Start of Input data

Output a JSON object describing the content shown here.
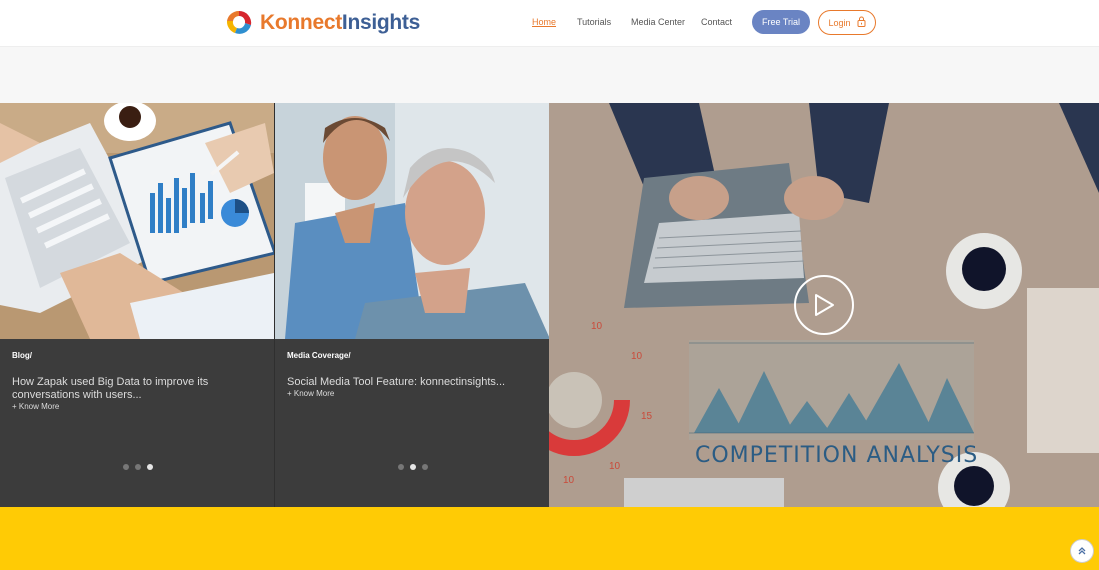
{
  "header": {
    "brand_part1": "Konnect",
    "brand_part2": "Insights",
    "nav": [
      "Home",
      "Tutorials",
      "Media Center",
      "Contact"
    ],
    "active_nav": "Home",
    "trial_label": "Free Trial",
    "login_label": "Login"
  },
  "cards": [
    {
      "category": "Blog/",
      "title": "How Zapak used Big Data to improve its conversations with users...",
      "more": "+ Know More",
      "dots": 3,
      "active_dot": 3
    },
    {
      "category": "Media Coverage/",
      "title": "Social Media Tool Feature: konnectinsights...",
      "more": "+ Know More",
      "dots": 3,
      "active_dot": 2
    }
  ],
  "video": {
    "caption": "COMPETITION ANALYSIS",
    "numbers": [
      "10",
      "10",
      "15",
      "10",
      "10"
    ]
  },
  "colors": {
    "brand_orange": "#e8792c",
    "brand_blue": "#3d5f95",
    "trial_blue": "#6a84c3",
    "card_bg": "#3c3c3c",
    "yellow_band": "#ffcb05"
  },
  "icons": [
    "logo-mark-icon",
    "lock-icon",
    "play-icon",
    "chevron-up-icon"
  ]
}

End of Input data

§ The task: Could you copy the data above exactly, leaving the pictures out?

§ Your solution:
Output a JSON object describing the content shown here.
{
  "header": {
    "brand_part1": "Konnect",
    "brand_part2": "Insights",
    "nav": [
      "Home",
      "Tutorials",
      "Media Center",
      "Contact"
    ],
    "active_nav": "Home",
    "trial_label": "Free Trial",
    "login_label": "Login"
  },
  "cards": [
    {
      "category": "Blog/",
      "title": "How Zapak used Big Data to improve its conversations with users...",
      "more": "+ Know More",
      "dots": 3,
      "active_dot": 3
    },
    {
      "category": "Media Coverage/",
      "title": "Social Media Tool Feature: konnectinsights...",
      "more": "+ Know More",
      "dots": 3,
      "active_dot": 2
    }
  ],
  "video": {
    "caption": "COMPETITION ANALYSIS",
    "numbers": [
      "10",
      "10",
      "15",
      "10",
      "10"
    ]
  },
  "colors": {
    "brand_orange": "#e8792c",
    "brand_blue": "#3d5f95",
    "trial_blue": "#6a84c3",
    "card_bg": "#3c3c3c",
    "yellow_band": "#ffcb05"
  },
  "icons": [
    "logo-mark-icon",
    "lock-icon",
    "play-icon",
    "chevron-up-icon"
  ]
}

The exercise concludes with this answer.